No matter. I get the picture. There’s a shiny contemporary grill, a square of artificial turf, all-weather TV, a table and plenty of seating for a bunch of friends enjoying a barbecue on a beautiful summer evening. A fire pit is on hand for those chilly spring or fall days. All around you can see the rooftops of Hoboken, and in the distance, but looking really close—the World Trade Center. In fact, this whole unit has unobstructed views of this majestic tower.
“Smart” is the watchword for this contemporary Park Avenue duplex. Stephen Sullivan, his girlfriend, Kate Deer, and her two kids, ages 8 and 9, have lived here for two years.
Stephen came to Hoboken from Central Jersey in 2005. He lived in the Tea Building and another Toll Brothers building before realizing that he and his family needed more space.
Indeed, the Park Avenue digs are 2,400 square feet. “Space is a premium in Hoboken,” Stephen says.
The duplex is a rebuilt brownstone. Another family lives on the first two floors and owns the backyard. Stephen and his family have the third and fourth floors along with the roof deck. An elevator can carry them all the way to the roof. On the third floor are the bedrooms, with the kids at one end, and the master bedroom on the other. Stephen uses an additional bedroom as an office. There are three full baths, and plenty of closet space. The closet that houses the high-tech smart equipment also has a trampoline. Both girls are gymnasts. Their rooms are spanking neat. Just kidding. The rooms are charmingly cluttered, like most girls’ (or boys’) rooms.

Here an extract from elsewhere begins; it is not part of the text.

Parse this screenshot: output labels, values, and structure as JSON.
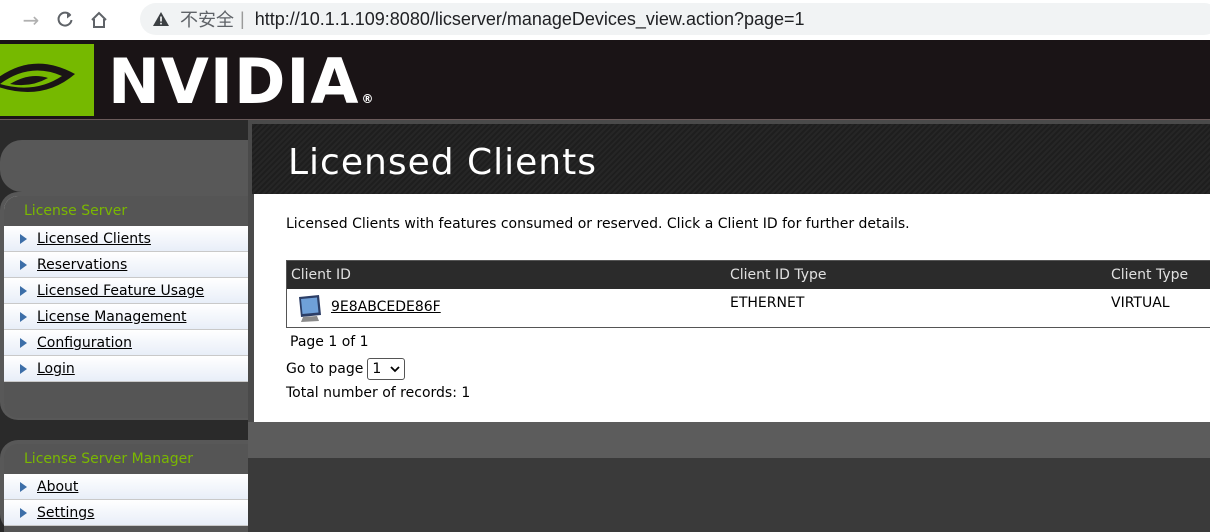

Stephen self-identifies as a “serial entrepreneur,” developing properties and consulting in digital marketing. Kate is in the real-estate business in Hoboken.
On the fourth floor are the kitchen, dining room, and living room, with access to the roof deck by elevator and stairs. “The roof deck is really quiet,” Stephen says.
Stephen chose Hoboken for its proximity to New York City. When he goes out in Hoboken, he usually stops by the Madison Bar & Grill.
The main feature of the house is its intelligence. In other words, it’s a smart home. In this case, it’s the ELAN automation system that makes it “smart.” Stephen says, “Everything is controlled through my phone, blinds, air conditioning, lights, music, TVs, by the touch of a button, even if I’m not home.”
There’s also a camera on the roof. “I can see what’s going on and keep tabs on things,” he says. “The way technology is going, it’s a lot easier. It keeps it neat, easy, and efficient versus having a bunch of different TV controllers for different floors and going up and down stairs flipping the lights. It’s definitely convenient.”
Kate was a little overwhelmed by the smartness at first, but now she’s on board, and of course the kids are on board.
On the morning I visit, she’s sitting at a beautiful wood dining table with her laptop. The kitchen, dining room, and living room are open plan. Everything has a sleek, slate-gray look, with stained wood floors. The living area has another large TV.
“We’re developing properties in Hoboken, and every home is going to be a smart home,” Stephen says. “It’s the wave of the present.”—Kate Rounds